● **What is needed**: Output the records that follow, with every character intact.

** Available data follows **

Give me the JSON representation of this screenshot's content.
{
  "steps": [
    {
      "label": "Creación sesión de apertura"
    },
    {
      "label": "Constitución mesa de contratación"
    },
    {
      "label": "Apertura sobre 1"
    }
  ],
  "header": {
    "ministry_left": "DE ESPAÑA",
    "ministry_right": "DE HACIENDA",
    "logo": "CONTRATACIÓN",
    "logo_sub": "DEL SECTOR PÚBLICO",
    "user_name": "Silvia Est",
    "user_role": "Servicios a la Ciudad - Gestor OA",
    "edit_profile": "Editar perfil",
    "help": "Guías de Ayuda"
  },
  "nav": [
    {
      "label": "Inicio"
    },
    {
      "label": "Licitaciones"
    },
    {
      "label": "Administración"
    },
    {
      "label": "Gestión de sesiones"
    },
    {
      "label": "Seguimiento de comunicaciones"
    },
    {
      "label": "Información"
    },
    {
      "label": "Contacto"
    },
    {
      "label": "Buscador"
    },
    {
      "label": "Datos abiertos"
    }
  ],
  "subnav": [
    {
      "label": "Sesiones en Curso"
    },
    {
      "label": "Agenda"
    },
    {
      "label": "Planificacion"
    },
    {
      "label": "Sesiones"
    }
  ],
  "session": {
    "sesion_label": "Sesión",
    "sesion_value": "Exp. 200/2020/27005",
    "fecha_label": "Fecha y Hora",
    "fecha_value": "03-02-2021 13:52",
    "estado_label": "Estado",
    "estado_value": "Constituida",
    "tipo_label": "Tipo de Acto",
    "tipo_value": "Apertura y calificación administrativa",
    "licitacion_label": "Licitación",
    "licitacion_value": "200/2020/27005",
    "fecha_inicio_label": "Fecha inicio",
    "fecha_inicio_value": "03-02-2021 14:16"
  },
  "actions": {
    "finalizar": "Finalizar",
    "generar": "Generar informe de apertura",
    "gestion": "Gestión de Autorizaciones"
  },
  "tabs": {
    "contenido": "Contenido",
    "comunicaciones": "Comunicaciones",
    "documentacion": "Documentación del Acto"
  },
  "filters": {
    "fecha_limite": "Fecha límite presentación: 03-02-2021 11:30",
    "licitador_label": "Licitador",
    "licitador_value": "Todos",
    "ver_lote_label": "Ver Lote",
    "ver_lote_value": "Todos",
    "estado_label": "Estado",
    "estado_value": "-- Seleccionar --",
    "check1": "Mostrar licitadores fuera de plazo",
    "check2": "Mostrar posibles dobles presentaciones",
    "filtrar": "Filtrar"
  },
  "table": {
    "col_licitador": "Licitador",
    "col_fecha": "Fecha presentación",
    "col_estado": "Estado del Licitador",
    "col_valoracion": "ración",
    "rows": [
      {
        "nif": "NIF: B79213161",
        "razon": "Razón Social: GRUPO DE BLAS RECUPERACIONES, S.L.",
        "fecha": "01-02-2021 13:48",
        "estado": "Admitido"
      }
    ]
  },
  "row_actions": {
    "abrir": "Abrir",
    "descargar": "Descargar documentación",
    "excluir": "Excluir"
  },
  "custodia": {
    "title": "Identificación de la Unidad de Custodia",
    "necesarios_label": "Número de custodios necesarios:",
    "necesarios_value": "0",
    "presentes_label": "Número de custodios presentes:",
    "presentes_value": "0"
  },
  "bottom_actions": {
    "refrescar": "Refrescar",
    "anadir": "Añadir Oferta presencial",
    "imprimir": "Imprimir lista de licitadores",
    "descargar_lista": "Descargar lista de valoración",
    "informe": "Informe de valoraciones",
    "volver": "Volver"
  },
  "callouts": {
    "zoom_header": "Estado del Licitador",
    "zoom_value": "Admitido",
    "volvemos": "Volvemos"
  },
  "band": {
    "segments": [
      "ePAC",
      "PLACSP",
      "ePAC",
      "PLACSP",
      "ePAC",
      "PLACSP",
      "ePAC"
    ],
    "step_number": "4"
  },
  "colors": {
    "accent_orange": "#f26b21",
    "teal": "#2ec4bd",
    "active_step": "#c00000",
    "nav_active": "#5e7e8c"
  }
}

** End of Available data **

● **Exercise solution**:
Give me the JSON representation of this screenshot's content.
{
  "steps": [
    {
      "label": "Creación sesión de apertura"
    },
    {
      "label": "Constitución mesa de contratación"
    },
    {
      "label": "Apertura sobre 1"
    }
  ],
  "header": {
    "ministry_left": "DE ESPAÑA",
    "ministry_right": "DE HACIENDA",
    "logo": "CONTRATACIÓN",
    "logo_sub": "DEL SECTOR PÚBLICO",
    "user_name": "Silvia Est",
    "user_role": "Servicios a la Ciudad - Gestor OA",
    "edit_profile": "Editar perfil",
    "help": "Guías de Ayuda"
  },
  "nav": [
    {
      "label": "Inicio"
    },
    {
      "label": "Licitaciones"
    },
    {
      "label": "Administración"
    },
    {
      "label": "Gestión de sesiones"
    },
    {
      "label": "Seguimiento de comunicaciones"
    },
    {
      "label": "Información"
    },
    {
      "label": "Contacto"
    },
    {
      "label": "Buscador"
    },
    {
      "label": "Datos abiertos"
    }
  ],
  "subnav": [
    {
      "label": "Sesiones en Curso"
    },
    {
      "label": "Agenda"
    },
    {
      "label": "Planificacion"
    },
    {
      "label": "Sesiones"
    }
  ],
  "session": {
    "sesion_label": "Sesión",
    "sesion_value": "Exp. 200/2020/27005",
    "fecha_label": "Fecha y Hora",
    "fecha_value": "03-02-2021 13:52",
    "estado_label": "Estado",
    "estado_value": "Constituida",
    "tipo_label": "Tipo de Acto",
    "tipo_value": "Apertura y calificación administrativa",
    "licitacion_label": "Licitación",
    "licitacion_value": "200/2020/27005",
    "fecha_inicio_label": "Fecha inicio",
    "fecha_inicio_value": "03-02-2021 14:16"
  },
  "actions": {
    "finalizar": "Finalizar",
    "generar": "Generar informe de apertura",
    "gestion": "Gestión de Autorizaciones"
  },
  "tabs": {
    "contenido": "Contenido",
    "comunicaciones": "Comunicaciones",
    "documentacion": "Documentación del Acto"
  },
  "filters": {
    "fecha_limite": "Fecha límite presentación: 03-02-2021 11:30",
    "licitador_label": "Licitador",
    "licitador_value": "Todos",
    "ver_lote_label": "Ver Lote",
    "ver_lote_value": "Todos",
    "estado_label": "Estado",
    "estado_value": "-- Seleccionar --",
    "check1": "Mostrar licitadores fuera de plazo",
    "check2": "Mostrar posibles dobles presentaciones",
    "filtrar": "Filtrar"
  },
  "table": {
    "col_licitador": "Licitador",
    "col_fecha": "Fecha presentación",
    "col_estado": "Estado del Licitador",
    "col_valoracion": "ración",
    "rows": [
      {
        "nif": "NIF: B79213161",
        "razon": "Razón Social: GRUPO DE BLAS RECUPERACIONES, S.L.",
        "fecha": "01-02-2021 13:48",
        "estado": "Admitido"
      }
    ]
  },
  "row_actions": {
    "abrir": "Abrir",
    "descargar": "Descargar documentación",
    "excluir": "Excluir"
  },
  "custodia": {
    "title": "Identificación de la Unidad de Custodia",
    "necesarios_label": "Número de custodios necesarios:",
    "necesarios_value": "0",
    "presentes_label": "Número de custodios presentes:",
    "presentes_value": "0"
  },
  "bottom_actions": {
    "refrescar": "Refrescar",
    "anadir": "Añadir Oferta presencial",
    "imprimir": "Imprimir lista de licitadores",
    "descargar_lista": "Descargar lista de valoración",
    "informe": "Informe de valoraciones",
    "volver": "Volver"
  },
  "callouts": {
    "zoom_header": "Estado del Licitador",
    "zoom_value": "Admitido",
    "volvemos": "Volvemos"
  },
  "band": {
    "segments": [
      "ePAC",
      "PLACSP",
      "ePAC",
      "PLACSP",
      "ePAC",
      "PLACSP",
      "ePAC"
    ],
    "step_number": "4"
  },
  "colors": {
    "accent_orange": "#f26b21",
    "teal": "#2ec4bd",
    "active_step": "#c00000",
    "nav_active": "#5e7e8c"
  }
}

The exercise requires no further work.